GRAND RAPIDS, Mich. — In an announcement that many expected, Gov. Gretchen Whitmer has signed a new executive order that extends her "Stay Safe, Stay Home" order through the end of the month.
The new order now expires May 1.
But not all Michigan lawmakers voted in favor of it. Some of them say it's hurting businesses who may have to close for good.
"Now is not the time to pull back at all, it is the time to identify. That’s exactly what we’re doing,” said Whitmer during a press briefing on Thursday. “This doesn’t mean that everything is going to go back to normal on the 30th. However, we do know for the next 3 weeks we have to take these important actions.”

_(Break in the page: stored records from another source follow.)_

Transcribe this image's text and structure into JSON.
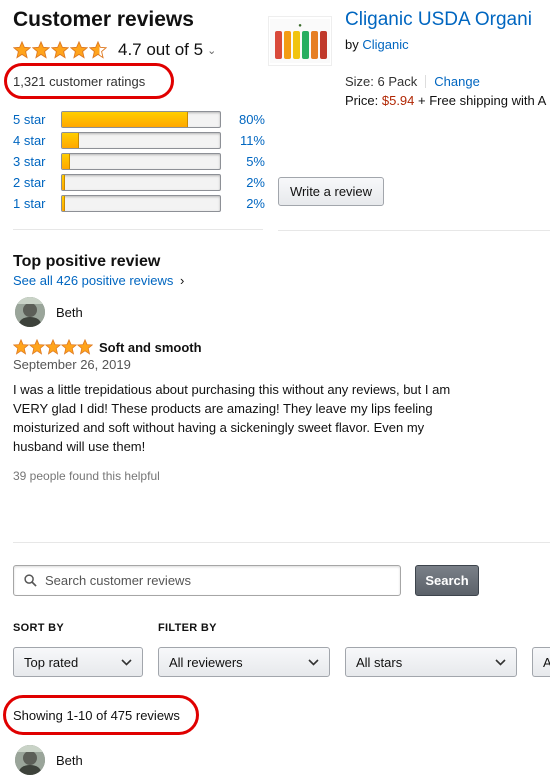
{
  "header": {
    "title": "Customer reviews",
    "rating_text": "4.7 out of 5",
    "ratings_count": "1,321 customer ratings",
    "average_rating": 4.7
  },
  "histogram": [
    {
      "label": "5 star",
      "pct": "80%",
      "fill": 0.8
    },
    {
      "label": "4 star",
      "pct": "11%",
      "fill": 0.11
    },
    {
      "label": "3 star",
      "pct": "5%",
      "fill": 0.05
    },
    {
      "label": "2 star",
      "pct": "2%",
      "fill": 0.02
    },
    {
      "label": "1 star",
      "pct": "2%",
      "fill": 0.02
    }
  ],
  "product": {
    "title": "Cliganic USDA Organi",
    "by_prefix": "by",
    "brand": "Cliganic",
    "size_label": "Size: 6 Pack",
    "change_label": "Change",
    "price_label": "Price:",
    "price": "$5.94",
    "shipping": "+ Free shipping with A"
  },
  "write_review_label": "Write a review",
  "top_review": {
    "section_title": "Top positive review",
    "see_all": "See all 426 positive reviews",
    "author": "Beth",
    "title": "Soft and smooth",
    "date": "September 26, 2019",
    "body": "I was a little trepidatious about purchasing this without any reviews, but I am VERY glad I did! These products are amazing! They leave my lips feeling moisturized and soft without having a sickeningly sweet flavor. Even my husband will use them!",
    "helpful": "39 people found this helpful",
    "stars": 5
  },
  "search": {
    "placeholder": "Search customer reviews",
    "button": "Search"
  },
  "filters": {
    "sort_by_label": "SORT BY",
    "filter_by_label": "FILTER BY",
    "sort_value": "Top rated",
    "reviewer_value": "All reviewers",
    "stars_value": "All stars",
    "partial_value": "A"
  },
  "showing": "Showing 1-10 of 475 reviews",
  "next_review_author": "Beth",
  "colors": {
    "link": "#0066c0",
    "star": "#ffa41c",
    "price": "#b12704",
    "highlight": "#e00000"
  }
}
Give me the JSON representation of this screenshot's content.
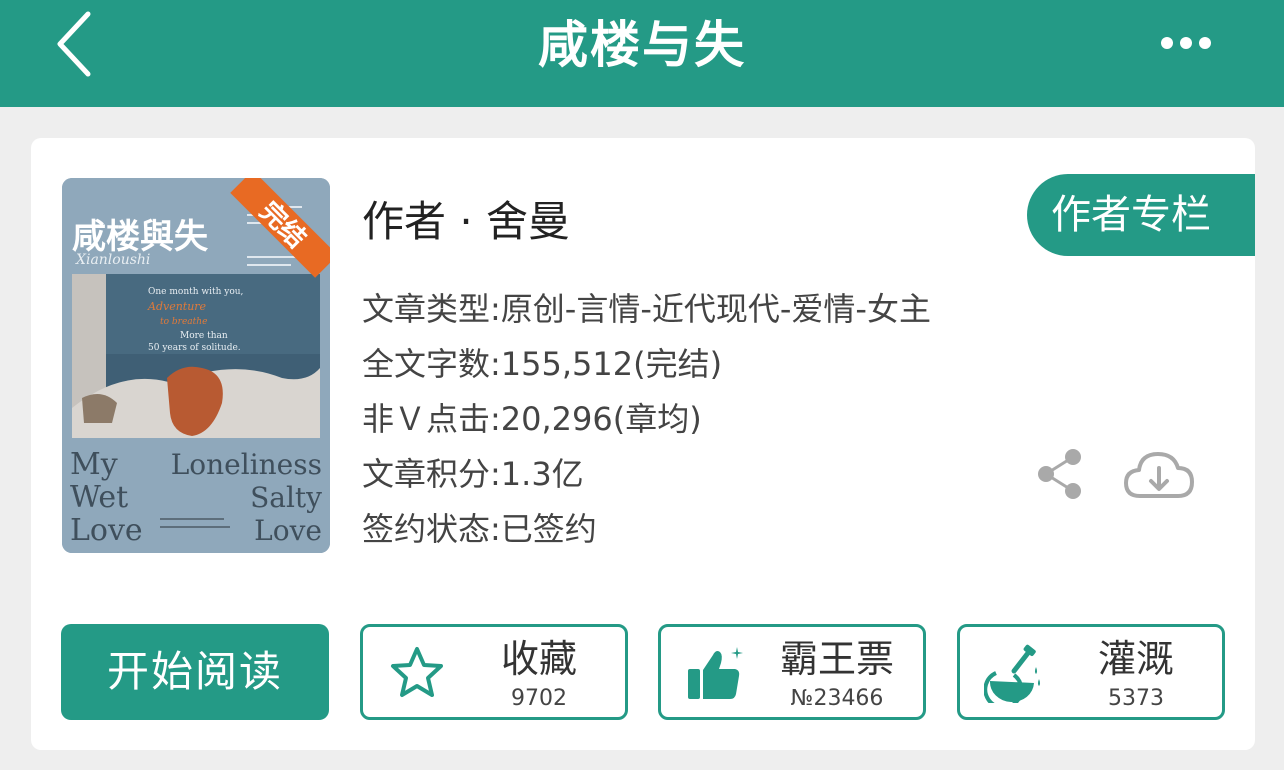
{
  "header": {
    "title": "咸楼与失"
  },
  "book": {
    "author": "作者 · 舍曼",
    "author_column_label": "作者专栏",
    "info": [
      "文章类型:原创-言情-近代现代-爱情-女主",
      "全文字数:155,512(完结)",
      "非Ｖ点击:20,296(章均)",
      "文章积分:1.3亿",
      "签约状态:已签约"
    ],
    "cover": {
      "title": "咸楼與失",
      "pinyin": "Xianloushi",
      "ribbon": "完结",
      "caption_lines": [
        "One month with you,",
        "Adventure",
        "to breathe",
        "More than",
        "50 years of solitude."
      ],
      "left_words": [
        "My",
        "Wet",
        "Love"
      ],
      "right_words": [
        "Loneliness",
        "Salty",
        "Love"
      ]
    }
  },
  "actions": {
    "read_label": "开始阅读",
    "favorite": {
      "label": "收藏",
      "count": "9702"
    },
    "vote": {
      "label": "霸王票",
      "count": "№23466"
    },
    "water": {
      "label": "灌溉",
      "count": "5373"
    }
  },
  "colors": {
    "primary": "#249a86",
    "ribbon": "#e86a23",
    "icon_gray": "#a9a9a9"
  }
}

There are new rules for companies to limit exposure to others. The governor also wants big box stores to close certain sections like flooring, garden centers and plant nurseries.
That news caused a last-minute surge to stores like Lowe's, where people waited in line for nearly an hour to get things like paint.
“If you’re not buying food or medicine or other essential items, you should not be going to the store," said Whitmer.
Some state lawmakers say the extension is hurting businesses. Especially the ones who can safely abide by social distancing guidelines like landscapers and greenhouses.
Big-box stores like Home Depot had already been allowed to sell plants until the governor's new request on Thursday, but local companies without that same opportunity could now go bankrupt.
“I have heard abundantly loud and clear from people that this idea of keeping this shutdown without any flexibility to go on towards the end of the month and possibly into June, as the governor has suggested, it’s just not practical,” said State Representative Steven Johnson.
Johnson voted against the governor's extension, and told FOX 17 he's received more calls from constituents on this issue, that any other during his time in office.
“Let’s get away from essential and non-essential, because every job is really essential, and let’s talk about safety," he said. "What can we do safely. You talk about people who are working outside, landscapers who are by themselves, well they can do that safely.”
Johnson and other lawmakers tell us they're tired of what they call double standards, like lawn crews being able to work at public parks, but people like local home builders cannot build houses.
One man found Grand Rapids city crews working at MacKay-Jaycees Park. He wondered if the city can work, why can local companies do the same thing.
The city issued this response to FOX 17 when we asked about the work being done at the park:
Under Gov. Whitmer's “Stay Home, Stay Safe” executive order, parks, trails and open spaces can remain open and necessary government activities such as maintaining safe and sanitary public parks are permitted to allow for outdoor recreation. Accordingly, we have determined that all construction activities related to public infrastructure, including the maintenance of safe and sanitary parks, are essential and need to continue to preserve the health, safety and welfare of the community.
He and others agree and hope that Michigan businesses that can safely open can do so soon.
"They’re struggling, they’ve got bills to pay, they’re got to put food on the table, they’ve got mortgages to pay and the governor is taking away their livelihood, their source of income. And it’s time to fix that. If they can work safely, it just makes sense to get them back to work," Johnson said.
The governor also addressed other key issues on Thursday, including the creation of the Michigan Coronavirus Task Force on Racial Disparities.
She noted that 14% of the state is African-American, but more than 40% of COVID-19 deaths here are black people. Lieutenant Gov. Garlin Gilchrist will chair the task force to address racial inequalities during the crisis.
Whitmer is also ordering big stores to limit the number of customers to four per 1,000 square feet of space. Smaller spaces also have to reduce foot traffic to 25% of their total occupancy limit.
You can still go out to grocery stores which do have to regulate the six-foot distance with markers.
You're also still free to go to parks and be outdoors and walk or kayak, as long as you're six-feet away from someone else.
If you violate the order, you could be fined or face criminal charges.